Informed Consent: Are Canadian Health Care Professionals Really Getting It?
December 2, 2014
There’s been a lot of talk this past month around the concept of “consent”. While much of the discussion has been sparked by the media’s reporting on the antics of former CBC journalist Jian Ghomeshi and has centered on consent in the bedroom, it behooves Canadian health care professionals to brush up on what consent looks like in their offices as well.
The Ontario College’s that govern Canadian health care providers including physicians, dentists, physiotherapists and other professionals, in accordance with the province’s Health Care Consent Act, lay out clear guidelines as to what constitutes informed consent. What appears to be less clear is the professionals’ interpretation of the difference between consent and informed consent. Failing to properly understand the difference can all too easily give rise to liability.
Imagine a situation where a patient in pain presents with a herniated disc and their doctor tells them they need an operation. “Will that solve my problem?” the patient asks. The doctor assures them the odds are good that it will and the patient agrees to proceed. While the patient has indeed given their consent, if the physician did not also inform them the procedure carries a risk of stroke and other maladies, that patient has not given their informed consent. If there is ultimately a worse-case-scenario outcome and the patient in this story suffers a stroke, they would be within their legal rights to sue the physician who did not obtain informed consent.
In order for health care professionals to demonstrate that they have received informed consent, the following five criteria must be met:
- The patient must be informed of material risks and potential disabilities that can result from the procedure.
- The patient must be given an opportunity to ask questions.
- The patient must have their questions answered.
- The patient must be advised of all alternatives available.
- The patient must be given the option or informed of the consequences of no treatment at all.
In addition to the above, the conversation between health provider and patient must also be properly documented, noting that the discussion took place, what was said, and what questions were asked by the patient.
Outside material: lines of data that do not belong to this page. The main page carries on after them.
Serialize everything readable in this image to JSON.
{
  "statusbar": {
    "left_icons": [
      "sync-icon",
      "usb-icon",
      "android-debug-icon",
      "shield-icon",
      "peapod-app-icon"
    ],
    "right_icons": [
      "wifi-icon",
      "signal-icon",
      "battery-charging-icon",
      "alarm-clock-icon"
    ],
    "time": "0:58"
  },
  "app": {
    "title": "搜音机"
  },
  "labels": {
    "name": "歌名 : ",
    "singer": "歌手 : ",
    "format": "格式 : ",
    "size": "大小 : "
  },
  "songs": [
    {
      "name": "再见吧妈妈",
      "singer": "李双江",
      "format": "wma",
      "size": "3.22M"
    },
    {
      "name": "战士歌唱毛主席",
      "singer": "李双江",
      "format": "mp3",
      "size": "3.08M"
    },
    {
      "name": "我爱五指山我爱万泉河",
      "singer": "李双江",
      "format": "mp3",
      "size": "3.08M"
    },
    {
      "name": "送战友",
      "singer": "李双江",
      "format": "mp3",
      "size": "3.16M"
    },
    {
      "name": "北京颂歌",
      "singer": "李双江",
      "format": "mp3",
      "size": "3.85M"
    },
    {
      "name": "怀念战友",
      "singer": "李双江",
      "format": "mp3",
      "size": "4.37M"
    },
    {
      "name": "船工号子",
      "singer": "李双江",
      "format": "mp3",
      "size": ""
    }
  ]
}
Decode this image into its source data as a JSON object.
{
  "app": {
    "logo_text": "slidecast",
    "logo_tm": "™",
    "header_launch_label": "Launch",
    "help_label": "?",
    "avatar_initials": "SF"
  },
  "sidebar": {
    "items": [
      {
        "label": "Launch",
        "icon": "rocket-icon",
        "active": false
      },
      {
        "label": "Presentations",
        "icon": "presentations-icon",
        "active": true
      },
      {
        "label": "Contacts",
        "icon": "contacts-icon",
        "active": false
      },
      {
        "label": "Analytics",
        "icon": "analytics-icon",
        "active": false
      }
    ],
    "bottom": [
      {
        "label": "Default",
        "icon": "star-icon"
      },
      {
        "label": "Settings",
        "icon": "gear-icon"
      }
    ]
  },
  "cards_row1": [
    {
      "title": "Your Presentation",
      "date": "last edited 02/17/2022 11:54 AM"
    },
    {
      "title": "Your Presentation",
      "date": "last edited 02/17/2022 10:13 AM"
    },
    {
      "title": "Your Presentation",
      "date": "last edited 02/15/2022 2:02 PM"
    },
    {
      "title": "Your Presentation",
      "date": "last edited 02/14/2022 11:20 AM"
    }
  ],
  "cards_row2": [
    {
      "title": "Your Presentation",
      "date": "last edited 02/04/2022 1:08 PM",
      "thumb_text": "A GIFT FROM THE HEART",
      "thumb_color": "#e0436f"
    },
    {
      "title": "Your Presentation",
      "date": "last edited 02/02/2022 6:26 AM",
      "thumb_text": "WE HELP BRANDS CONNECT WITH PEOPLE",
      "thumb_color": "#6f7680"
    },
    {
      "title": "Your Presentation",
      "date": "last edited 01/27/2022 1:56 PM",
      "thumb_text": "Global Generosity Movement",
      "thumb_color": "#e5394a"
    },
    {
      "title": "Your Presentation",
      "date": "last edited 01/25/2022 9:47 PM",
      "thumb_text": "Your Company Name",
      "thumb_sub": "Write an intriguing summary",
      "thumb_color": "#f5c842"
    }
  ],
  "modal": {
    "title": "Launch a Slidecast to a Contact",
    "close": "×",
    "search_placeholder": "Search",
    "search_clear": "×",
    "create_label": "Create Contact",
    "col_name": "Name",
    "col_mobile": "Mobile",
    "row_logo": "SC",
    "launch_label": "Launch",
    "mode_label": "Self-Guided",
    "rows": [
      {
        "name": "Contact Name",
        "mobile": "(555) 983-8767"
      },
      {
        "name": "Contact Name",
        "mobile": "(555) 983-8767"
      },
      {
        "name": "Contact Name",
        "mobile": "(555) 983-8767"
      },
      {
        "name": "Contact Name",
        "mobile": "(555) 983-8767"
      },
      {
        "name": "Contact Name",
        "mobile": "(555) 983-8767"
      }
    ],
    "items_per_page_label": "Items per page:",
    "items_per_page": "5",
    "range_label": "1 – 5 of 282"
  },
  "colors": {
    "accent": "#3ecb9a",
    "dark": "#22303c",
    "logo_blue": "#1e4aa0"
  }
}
While this may add an extra burden to an already busy practice, it may also be the only thing protecting you if there is ever a legal challenge.
But wait, there’s more.
Under the terms laid out in the Health Care Consent Act, a health care professional cannot obtain informed consent unless they are entirely confident that a patient is capable of providing it and it is here that the most errors in judgement typically are made. For example, while physicians understand it’s a given that adults can provide their informed consent, they may not be aware that so too can a “mature minor”. What exactly is a mature minor? That depends. While the general consensus seems to be that anyone 16 years of age and over is considered a mature minor, that isn’t true. It’s a matter of judgement. So, while an immature 17 year-old may not fit the definition of a mature minor, a precocious 14 year-old might.
Equally important is determining if a patient has the mental capacity to give consent. An elderly patient, for example, who appears confused or is exhibiting signs of dementia may not be capable of providing informed consent. If a health care provider is ever unsure, it’s in their best interest not to proceed until the individual can be assessed by a mental health professional.